  11. I agree with you MrRNman, women are the main participants in this type of "tattle tale" behavior. But I believe that it is not because it is a mostly female field but rather it is because men are and always will be more of the "Team" type players and approach work the same way. Women (girls) traditionally learn to play games and participate in play that is focused on individual...ie Barbie, house, dress up, so they don't learn to play well with others. Men (boys) rarely participate in play that is focused on individual, but rather they spend their entire lives participating in "TEAM' sports, and learn early the successs of working well as a team, even if they don't particularlly like the other boys they play with, the focus is always the team. I believe that this carries over to their adult life and that is why women in any field struggle to "play well with others", and really, it is not just limited to nursing. Women participate in this type of behavior even in male dominate professions, it is just not as easily received or rewarded as in nursing, because there is not many other participants in the behavior. Oh, and I think I know this first hand.....I am a Woman!
  12. I understand what the thread is about, and we all have those nurses that believe that they will look better if they belittle and berate their peers, but it really is because of their insecurity in their own practice. The bigger issue is some of the posts that are stating that they don't see the big deal with lines not being properly labled, etc, and I get concerned with nurses who perceive that they are "protecting" their peers by not reporting. This creates an unhealthy environment and eventually complacency in practice or "protecting" our peers leads to entire units of substandard practices, this does affect patient outcomes. I don't believe we should support our peers that try to create drama and purposely look for any small thing to report to managers, they need to be confronted and held accountable for their behavioral issues and it can be done as peers and is usually more effective that way, but I also believe that we have an obligation to ourselves, our peers and our patients to hold each other accountable for standards of care, and this is often uncomfortable, and occasionally people feel picked on, but as professionals, we should expect to be held accountable for our practice.
  13. I don't believe that as healthcare professionals we should be "Ratting" on our peers, but I do believe that as professionals we are obligated to report, in a factual manner, consistently bad practice. Where I practice, we have one particular nurse who when you follow him, you know already that you will spend the first four hours of your shift trying to clean up lines, charts, orders, etc. As a profession, we are obligated to report this type of consistently "Bad Practice" and it should reflect in the evaluation process.
  14. lmpotter

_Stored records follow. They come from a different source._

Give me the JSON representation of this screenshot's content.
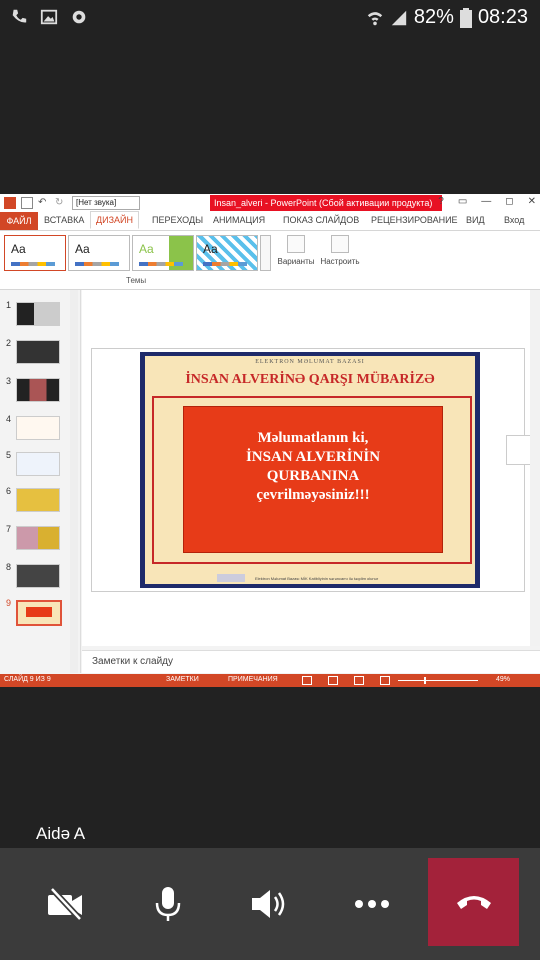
{
  "status_bar": {
    "battery": "82%",
    "time": "08:23",
    "icons": [
      "phone-icon",
      "gallery-icon",
      "settings-icon",
      "wifi-icon",
      "signal-icon",
      "battery-icon"
    ]
  },
  "powerpoint": {
    "window_title": "Insan_alveri - PowerPoint (Сбой активации продукта)",
    "style_select": "[Нет звука]",
    "window_buttons": [
      "?",
      "▭",
      "—",
      "◻",
      "✕"
    ],
    "tabs": [
      "ФАЙЛ",
      "ВСТАВКА",
      "ДИЗАЙН",
      "ПЕРЕХОДЫ",
      "АНИМАЦИЯ",
      "ПОКАЗ СЛАЙДОВ",
      "РЕЦЕНЗИРОВАНИЕ",
      "ВИД",
      "Вход"
    ],
    "themes_label": "Темы",
    "variants_label": "Варианты",
    "customize_label": "Настроить",
    "slides": [
      "1",
      "2",
      "3",
      "4",
      "5",
      "6",
      "7",
      "8",
      "9"
    ],
    "active_slide": "9",
    "notes_placeholder": "Заметки к слайду",
    "status": {
      "slide_counter": "СЛАЙД 9 ИЗ 9",
      "notes": "ЗАМЕТКИ",
      "comments": "ПРИМЕЧАНИЯ",
      "zoom": "49%"
    },
    "accent_color": "#d24726"
  },
  "slide": {
    "top_text": "ELEKTRON MƏLUMAT BAZASI",
    "title": "İNSAN ALVERİNƏ QARŞI MÜBARİZƏ",
    "message_line1": "Məlumatlanın ki,",
    "message_line2": "İNSAN ALVERİNİN",
    "message_line3": "QURBANINA",
    "message_line4": "çevrilməyəsiniz!!!",
    "footer": "Elektron Məlumat Bazası MİK Katibliyinin sərəncamı ilə təqdim olunur"
  },
  "call": {
    "caller_name": "Aidə A",
    "controls": [
      "video-off-icon",
      "microphone-icon",
      "speaker-icon",
      "more-icon",
      "end-call-icon"
    ],
    "end_call_color": "#a3223a"
  }
}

    Need a good ICU book

    The book is "The ICU Book" by Paul Marino...it is a great reference book for a new grad...Good Luck and welcome to critical care nursing
  15. lmpotter

    Need a good ICU book

    The book is "The ICU Book" by Paul Marino...it is a great reference book for a new grad...Good Luck and welcome to critical care nursing
  16. lmpotter

    Oral care protocol

    Wendy, Sage has a great product line and they also offer educational material with evidence based research and guidelines for protocols. Just go the their website at http://www.sageproducts.com Hope this is helpful.